The way this will work is that every time you interact with an ad link (accident or not), you will be promoted to confirm your action to open the ad by selecting the "View Site" button. Basically this means that every ad will require two interactions to follow to its destination. Clearly, this should help prevent accidental clicks and lead to better results for Google & advertisers.
I feel this announcement is more for the advertisers than the users. Yes, it will be more convenient for us when using our mobile devices. However, the most important thing it does is it saves advertisers money & helps fine tune advertising results. Asking users for double confirmation to view an ad shows high interest. High quality data from Google for advertisers equals to profit for Google.
When reviewing the ad situation, one must consider developers who profit from accidental clicks. We have all seen the ad-filled applications where ads are cleverly positioned in areas that are susceptible to accidental clicks; it is, for all intents and purposes, a form of art. I have made many developers tens and hundreds of pennies from crafty located ads by accidental clicks. I am sure these developers will not be happy about the prevention measures Google is taking. If profits fall from ad-supported applications, will this sway a developer to release only paid applications? I do not think so but it might trend that way.
As a heavy Android user, I find the positioning of these ads the major reason behind accidental clicks. Having these ads right above frequently used buttons like the home & back soft keys leads to accidental clicks. It is a business, so location is key. It is nice though knowing that Google is looking to fix my "fat finger" problem. What do you think: is Google going about the problem of accidental clicks the right way, or are they posing a solution to a problem that doesn't really exist?
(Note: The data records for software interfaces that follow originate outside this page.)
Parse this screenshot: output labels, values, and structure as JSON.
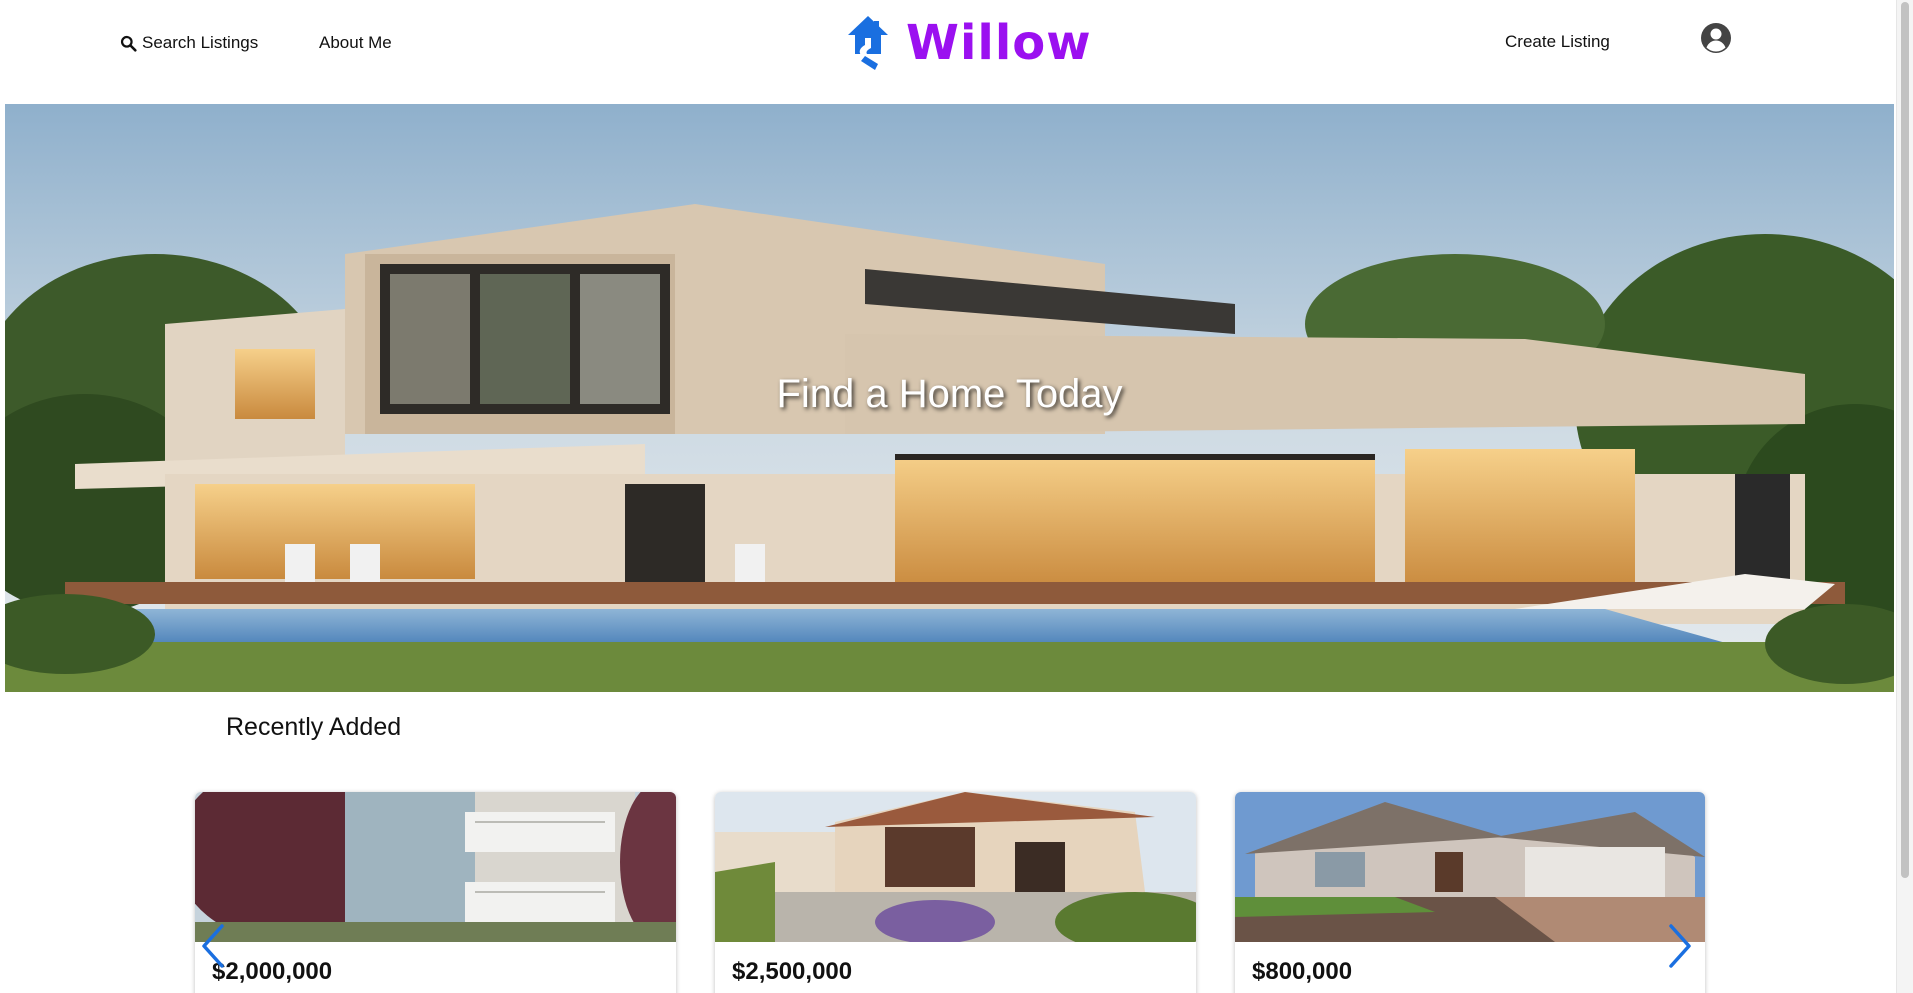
{
  "header": {
    "search_label": "Search Listings",
    "about_label": "About Me",
    "brand_name": "Willow",
    "create_label": "Create Listing",
    "brand_color": "#9b10f0",
    "logo_color": "#1a6fe0"
  },
  "hero": {
    "title": "Find a Home Today"
  },
  "recent": {
    "title": "Recently Added",
    "listings": [
      {
        "price": "$2,000,000"
      },
      {
        "price": "$2,500,000"
      },
      {
        "price": "$800,000"
      }
    ]
  },
  "icons": {
    "search": "search-icon",
    "logo": "house-logo-icon",
    "avatar": "user-avatar-icon",
    "prev": "chevron-left-icon",
    "next": "chevron-right-icon"
  }
}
Ads on smartphones are effective, but many of us have at some point clicked on an ad by accident, which ultimately is a bad experience for the user, the publisher, and the advertiser who pays for clicks that may not be valuable. Our team has been analyzing the types of ad formats where accidental clicks are more likely to occur due to ad layout and placement, and are constantly looking at ways that we can combat them. Today, we’re introducing confirmed clicks into all in-app image ad banners on smartphones, which reduces accidental clicks by prompting the user to confirm that they intended to click on the ad.